A tire’s rubber compound, which arbitrarily describes the softness or hardness of rubber in tires, can also increase grip if its softer. Many MT tires are softer than their road cousins due to the requirement of traction in sand and rocks. That also means that a MT tire won’t always last as long as regular road tires. Not always, but a majority will not.

 

Modern Rubber

However, modern MT tires like the Nexen Roadian MT-X and Yokohama Geolandar X-MT are designed with mixed surfaces in mind. So, while the tread blocks are still larger than a standard road tire, they feature additional grooves and purpose made sipes. The sipes allow the tread to move in smaller sizes, reducing the squirm when compared to a fully solid tread lug.

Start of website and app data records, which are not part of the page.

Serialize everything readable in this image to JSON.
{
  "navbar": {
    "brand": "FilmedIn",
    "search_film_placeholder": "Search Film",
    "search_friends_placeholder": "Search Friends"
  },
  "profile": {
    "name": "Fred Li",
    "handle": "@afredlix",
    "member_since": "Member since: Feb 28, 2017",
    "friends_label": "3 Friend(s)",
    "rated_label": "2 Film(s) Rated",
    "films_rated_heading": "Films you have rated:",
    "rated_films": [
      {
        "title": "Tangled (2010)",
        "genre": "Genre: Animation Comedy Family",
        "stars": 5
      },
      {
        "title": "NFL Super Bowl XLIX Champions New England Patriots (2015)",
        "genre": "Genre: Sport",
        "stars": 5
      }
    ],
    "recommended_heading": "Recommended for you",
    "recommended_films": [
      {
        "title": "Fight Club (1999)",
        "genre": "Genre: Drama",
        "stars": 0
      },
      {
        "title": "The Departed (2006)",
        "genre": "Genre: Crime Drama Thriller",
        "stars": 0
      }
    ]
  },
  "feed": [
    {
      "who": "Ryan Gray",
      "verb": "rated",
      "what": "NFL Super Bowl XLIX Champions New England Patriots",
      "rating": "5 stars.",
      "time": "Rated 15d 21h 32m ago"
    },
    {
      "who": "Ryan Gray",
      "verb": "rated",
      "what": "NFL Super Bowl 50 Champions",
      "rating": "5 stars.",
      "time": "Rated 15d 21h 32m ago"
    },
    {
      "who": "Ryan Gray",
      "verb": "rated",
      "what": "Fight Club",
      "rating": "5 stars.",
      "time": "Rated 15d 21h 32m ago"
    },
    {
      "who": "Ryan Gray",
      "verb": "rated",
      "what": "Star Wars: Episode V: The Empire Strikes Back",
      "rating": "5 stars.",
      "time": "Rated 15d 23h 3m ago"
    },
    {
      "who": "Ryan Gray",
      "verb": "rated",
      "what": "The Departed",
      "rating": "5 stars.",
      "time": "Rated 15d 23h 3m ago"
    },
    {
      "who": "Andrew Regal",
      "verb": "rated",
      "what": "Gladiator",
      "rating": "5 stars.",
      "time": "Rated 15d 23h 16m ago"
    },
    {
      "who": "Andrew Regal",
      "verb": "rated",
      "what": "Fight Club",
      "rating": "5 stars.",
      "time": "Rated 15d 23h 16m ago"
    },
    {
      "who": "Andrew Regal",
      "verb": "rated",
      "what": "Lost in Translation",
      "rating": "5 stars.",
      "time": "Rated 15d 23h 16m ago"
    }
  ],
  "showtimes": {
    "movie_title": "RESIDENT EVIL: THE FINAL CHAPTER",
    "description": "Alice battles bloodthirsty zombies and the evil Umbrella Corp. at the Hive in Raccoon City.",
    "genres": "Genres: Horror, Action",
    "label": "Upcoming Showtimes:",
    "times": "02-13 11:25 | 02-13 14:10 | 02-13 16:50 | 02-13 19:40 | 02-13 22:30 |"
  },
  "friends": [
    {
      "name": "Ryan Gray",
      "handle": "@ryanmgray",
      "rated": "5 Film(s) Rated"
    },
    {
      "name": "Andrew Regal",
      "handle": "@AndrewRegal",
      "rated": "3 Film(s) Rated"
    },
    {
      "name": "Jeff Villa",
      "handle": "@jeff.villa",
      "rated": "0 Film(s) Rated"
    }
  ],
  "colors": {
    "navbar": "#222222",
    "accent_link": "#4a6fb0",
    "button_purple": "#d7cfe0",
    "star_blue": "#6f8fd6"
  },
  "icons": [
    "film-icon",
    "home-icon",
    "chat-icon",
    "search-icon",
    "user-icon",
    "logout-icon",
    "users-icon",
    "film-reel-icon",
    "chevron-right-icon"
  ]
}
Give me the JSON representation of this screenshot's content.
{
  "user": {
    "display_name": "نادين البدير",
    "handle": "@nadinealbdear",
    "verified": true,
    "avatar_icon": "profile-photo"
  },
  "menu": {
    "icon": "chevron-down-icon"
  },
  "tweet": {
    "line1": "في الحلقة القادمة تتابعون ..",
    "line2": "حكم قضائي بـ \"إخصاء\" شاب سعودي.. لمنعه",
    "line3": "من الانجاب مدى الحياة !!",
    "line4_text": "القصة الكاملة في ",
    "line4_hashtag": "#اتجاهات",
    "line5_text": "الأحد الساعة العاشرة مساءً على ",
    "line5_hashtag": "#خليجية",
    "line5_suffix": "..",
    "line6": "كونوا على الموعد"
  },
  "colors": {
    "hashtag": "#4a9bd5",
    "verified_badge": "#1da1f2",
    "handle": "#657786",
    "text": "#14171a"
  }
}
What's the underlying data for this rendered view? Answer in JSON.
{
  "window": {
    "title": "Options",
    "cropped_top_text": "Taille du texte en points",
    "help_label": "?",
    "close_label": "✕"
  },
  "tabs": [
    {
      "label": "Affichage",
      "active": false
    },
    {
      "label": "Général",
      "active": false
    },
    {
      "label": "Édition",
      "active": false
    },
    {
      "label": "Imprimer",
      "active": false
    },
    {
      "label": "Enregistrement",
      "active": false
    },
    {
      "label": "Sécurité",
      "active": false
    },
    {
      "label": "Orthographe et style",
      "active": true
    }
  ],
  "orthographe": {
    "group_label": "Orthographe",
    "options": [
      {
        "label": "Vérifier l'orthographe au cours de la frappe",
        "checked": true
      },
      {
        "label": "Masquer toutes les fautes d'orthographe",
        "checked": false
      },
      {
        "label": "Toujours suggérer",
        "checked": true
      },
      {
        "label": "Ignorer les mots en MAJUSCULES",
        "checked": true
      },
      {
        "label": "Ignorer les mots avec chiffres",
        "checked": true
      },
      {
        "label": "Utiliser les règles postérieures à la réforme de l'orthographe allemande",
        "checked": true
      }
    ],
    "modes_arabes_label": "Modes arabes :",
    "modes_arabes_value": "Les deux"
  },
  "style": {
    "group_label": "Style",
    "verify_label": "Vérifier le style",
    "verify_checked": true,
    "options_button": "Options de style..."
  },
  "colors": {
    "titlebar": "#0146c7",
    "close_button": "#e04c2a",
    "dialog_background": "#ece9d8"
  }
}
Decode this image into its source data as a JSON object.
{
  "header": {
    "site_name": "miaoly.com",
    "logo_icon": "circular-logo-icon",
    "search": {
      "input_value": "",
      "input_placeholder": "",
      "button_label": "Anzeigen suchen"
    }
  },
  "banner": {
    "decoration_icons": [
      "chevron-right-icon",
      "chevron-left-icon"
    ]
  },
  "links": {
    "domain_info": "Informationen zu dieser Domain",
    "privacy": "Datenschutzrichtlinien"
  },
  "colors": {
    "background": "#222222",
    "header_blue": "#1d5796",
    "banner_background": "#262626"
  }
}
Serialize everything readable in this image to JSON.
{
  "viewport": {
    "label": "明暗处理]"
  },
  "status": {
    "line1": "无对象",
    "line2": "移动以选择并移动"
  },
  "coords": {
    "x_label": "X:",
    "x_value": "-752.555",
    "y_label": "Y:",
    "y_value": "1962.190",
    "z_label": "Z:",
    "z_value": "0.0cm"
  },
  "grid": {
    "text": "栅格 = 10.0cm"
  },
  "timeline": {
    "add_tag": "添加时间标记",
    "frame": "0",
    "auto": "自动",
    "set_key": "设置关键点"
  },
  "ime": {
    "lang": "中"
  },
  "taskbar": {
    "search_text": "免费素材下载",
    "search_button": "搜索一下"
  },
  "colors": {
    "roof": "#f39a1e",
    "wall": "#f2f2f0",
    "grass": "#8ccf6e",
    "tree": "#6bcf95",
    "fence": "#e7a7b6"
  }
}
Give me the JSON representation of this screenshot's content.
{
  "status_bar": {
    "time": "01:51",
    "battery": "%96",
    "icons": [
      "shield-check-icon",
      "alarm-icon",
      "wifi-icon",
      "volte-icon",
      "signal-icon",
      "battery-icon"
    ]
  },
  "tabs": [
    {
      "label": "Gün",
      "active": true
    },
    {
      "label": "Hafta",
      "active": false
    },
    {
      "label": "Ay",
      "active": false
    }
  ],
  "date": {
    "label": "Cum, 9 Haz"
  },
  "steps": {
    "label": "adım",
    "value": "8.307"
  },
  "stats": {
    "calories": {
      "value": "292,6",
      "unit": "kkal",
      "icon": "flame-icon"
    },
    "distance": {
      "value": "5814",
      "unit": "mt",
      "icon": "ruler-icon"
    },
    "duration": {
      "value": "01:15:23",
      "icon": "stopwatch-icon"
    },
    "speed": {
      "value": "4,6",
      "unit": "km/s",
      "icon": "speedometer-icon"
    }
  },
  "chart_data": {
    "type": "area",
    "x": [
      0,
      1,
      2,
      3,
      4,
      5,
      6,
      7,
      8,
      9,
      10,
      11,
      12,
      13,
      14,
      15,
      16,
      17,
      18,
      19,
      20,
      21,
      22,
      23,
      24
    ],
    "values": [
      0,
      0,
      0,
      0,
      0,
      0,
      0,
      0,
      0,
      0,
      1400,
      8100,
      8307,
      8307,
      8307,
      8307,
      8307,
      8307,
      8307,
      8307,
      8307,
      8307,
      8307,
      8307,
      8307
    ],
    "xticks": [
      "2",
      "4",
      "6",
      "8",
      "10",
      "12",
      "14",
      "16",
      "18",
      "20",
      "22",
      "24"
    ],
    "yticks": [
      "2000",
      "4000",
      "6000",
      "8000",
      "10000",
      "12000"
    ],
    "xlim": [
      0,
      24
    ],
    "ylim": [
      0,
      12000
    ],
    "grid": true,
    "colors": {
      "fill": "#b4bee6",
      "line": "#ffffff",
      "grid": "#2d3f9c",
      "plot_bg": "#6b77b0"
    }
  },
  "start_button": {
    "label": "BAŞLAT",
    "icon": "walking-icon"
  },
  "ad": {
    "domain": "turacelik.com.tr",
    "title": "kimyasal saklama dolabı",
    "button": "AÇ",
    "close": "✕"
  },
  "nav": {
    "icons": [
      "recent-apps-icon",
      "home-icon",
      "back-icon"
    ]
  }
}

The combination of grooves and sipes also helps in removing water so the tread can grip on wet asphalt and concrete roads. They also help reduce road noise by giving air an escape route before being compressed into the road.

 

“Hybrid” Tires

For a many people, the MT design is too aggressive, but an AT isn’t aggressive enough. So, the next step in the AT ladder is the AT-X (or even referred to as an AT-R or “hybrid”) tire like the Mickey Thompson Baja ATZ P3. This type features larger blocks than the standard AT but still features sipes and grooves like a standard AT tire. The tread blocks are much more aggressive as well as larger and the sidewall of an AT-X has some tread, but not to the extent of a full MT tire. It also features more siping than a MT, but not as much as the AT.

Again, the siping is there to reduce squirm and improve wet road surface traction by giving water an evacuation path. The AT-X type All-Terrain tire is perfect for vehicles that see more off-road surfaces but still travel mainly on surface streets. It’s probably not going to work well as a rock crawler or dune tire, but you’ll be able to get to your favorite off-road and camping spots with no issues.

 

What both types of AT tires feature is reduced road noise. This is an integral feature of any tire that has smaller tread blocks and more grooves and sipes. When the tread rotates onto the road surface, it compresses the air.

That loads up air like a spring and when it escapes, it does so at Mach speeds from the energy it gains from being compressed. If the air has a path or pocket to escape to, it reduces that compression and potential energy. That slows down the air’s speed and you no longer hear the howl like you do of a MT tire.

 

Which One Do I Need?

Do you need a MT tire? Maybe. Maybe not. The only way to answer that is to ask yourself this question. “Where am I using my vehicle the most?” If you’re mostly running on surface streets with little to no off-road use, then you don’t need a MT tire.

If your response is the opposite, how often are you on those off-road conditions and can you deal with more road noise produced by those tires? If you just want a tire that looks cool and don’t care about noise and wet surface traction, you can’t beat the aggressive looks of the MT but don’t overlook those Hybrid ATs.

The AT tire is best compromise of on-road manners and off-road capability. You’re not going to be crawling up Backdoor with either AT tire, but you’ll produce less noise than the MT tire. You’ll be able to get to a spot where you can watch your favorite off-road racer and drive home with more wet surface traction than the MT.

 

If you want more off-road traction, then the AT-X will be a better choice. You’ll get a more aggressive look than the AT and better performance off the asphalt, too. However, if you need absolute off-road traction, then you’ll have to consider something more aggressive like the MT.

In short, the tire you want to run should match what you’re looking to achieve. Good thing we here at Vicious Off-Road have the tires you need from brands like Mickey Thompson and many others in stock in our physical store. Soon, those brands will also appear online, so be sure to keep your browser pointed here to see when the latest tires and other products come to our online store, too.